The best time to harvest broccoli is in the morning before the temperature starts to rise. You will know that the broccoli heads are ready to be harvested when they are a deep green color and firm to the touch.
If you wait too long to harvest the broccoli, the heads will yellow and become less nutritious.
Once you have harvested the broccoli heads, you can enjoy them fresh, cook them, or freeze them for later. You can extend the harvest season by picking the heads one at a time rather than all at once. This will allow new heads to continue to form and mature.
What does broccoli need to grow properly?
Broccoli needs full sun, well-drained soil, and consistent moisture to grow properly. It’s good to start with a raised bed or container to make sure the roots have plenty of room to spread out.
Here are the basic steps for growing broccoli:
1. Planting Spot:
Broccoli likes full sun, so choose a spot in your garden that gets at least six hours of sunlight a day. However, if you live in a hot climate, some afternoon shade will help keep the plants from getting too stressed.

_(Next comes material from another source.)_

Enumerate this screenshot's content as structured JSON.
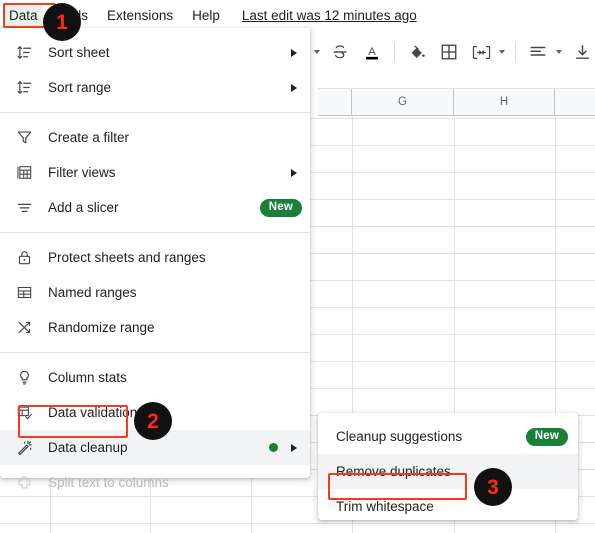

2. Soil Preparation:
Broccoli is a heavy feeder and benefits from rich, compost-amended soil. If your soil is on the sandy side, adding some organic matter will help it hold moisture and nutrients better.
Consistent moisture is key to growing successful broccoli, so make sure you give it a good soaking every few days. If the weather is particularly hot or dry, you may need to water more often.
To keep your broccoli plants healthy and productive, fertilize them with a balanced organic fertilizer or compost tea every few weeks.
Mulching around your broccoli plants will help keep the soil moist and cool and prevent weeds from competing for water and nutrients.
6. Pest Control:
Broccoli is relatively resistant to pests and diseases, but you may still need to deal with the occasional aphid or caterpillar. The best way to control pests is to start with healthy plants and use organic methods like beneficial insects and traps.
You can start harvesting broccoli when the heads are about 4-6 inches in diameter. To harvest, cut the main head from the plant with a sharp knife, leaving a few inches of stem. Broccoli side shoots will continue to develop after the main head is harvested, so you can keep getting crops from a single plant for several weeks.
With a little care, you can enjoy fresh broccoli from your garden.
Broccolis are one of the healthiest vegetables you can eat. They are high in vitamins and minerals and low in calories. Broccoli is a good source of fiber, which can help to prevent constipation and keep you regular. It is also a good source of antioxidants, which can help to protect your cells from damage.
By following the above simple tips, you can ensure that your broccoli plants will have everything they need to thrive. With a little effort, you’ll be able to enjoy fresh, delicious broccoli all season long.